PROBLEM DETAILS
All lines below containing the string "icon" are to be copied.

EXTRACTED RECORDS
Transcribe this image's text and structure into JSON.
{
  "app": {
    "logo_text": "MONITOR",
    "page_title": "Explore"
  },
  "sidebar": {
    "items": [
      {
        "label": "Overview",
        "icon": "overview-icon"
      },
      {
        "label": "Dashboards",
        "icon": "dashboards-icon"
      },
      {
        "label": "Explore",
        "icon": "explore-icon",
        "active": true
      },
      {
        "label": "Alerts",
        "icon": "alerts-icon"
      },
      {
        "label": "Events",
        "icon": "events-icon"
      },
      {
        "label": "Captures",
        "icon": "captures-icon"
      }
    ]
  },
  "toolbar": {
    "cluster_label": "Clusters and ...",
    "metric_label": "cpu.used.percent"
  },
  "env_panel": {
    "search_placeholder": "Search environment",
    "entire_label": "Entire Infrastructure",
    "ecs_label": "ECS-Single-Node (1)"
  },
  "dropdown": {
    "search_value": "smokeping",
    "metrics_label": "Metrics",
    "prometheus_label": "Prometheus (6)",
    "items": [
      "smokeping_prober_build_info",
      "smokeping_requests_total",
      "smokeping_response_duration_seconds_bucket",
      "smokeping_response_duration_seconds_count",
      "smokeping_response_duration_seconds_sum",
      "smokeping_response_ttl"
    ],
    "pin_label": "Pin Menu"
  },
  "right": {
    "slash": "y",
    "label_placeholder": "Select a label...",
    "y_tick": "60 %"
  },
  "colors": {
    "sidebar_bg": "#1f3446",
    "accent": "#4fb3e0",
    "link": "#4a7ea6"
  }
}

REPLY TO THE EXERCISE
        "icon": "overview-icon"
        "icon": "dashboards-icon"
        "icon": "explore-icon",
        "icon": "alerts-icon"
        "icon": "events-icon"
        "icon": "captures-icon"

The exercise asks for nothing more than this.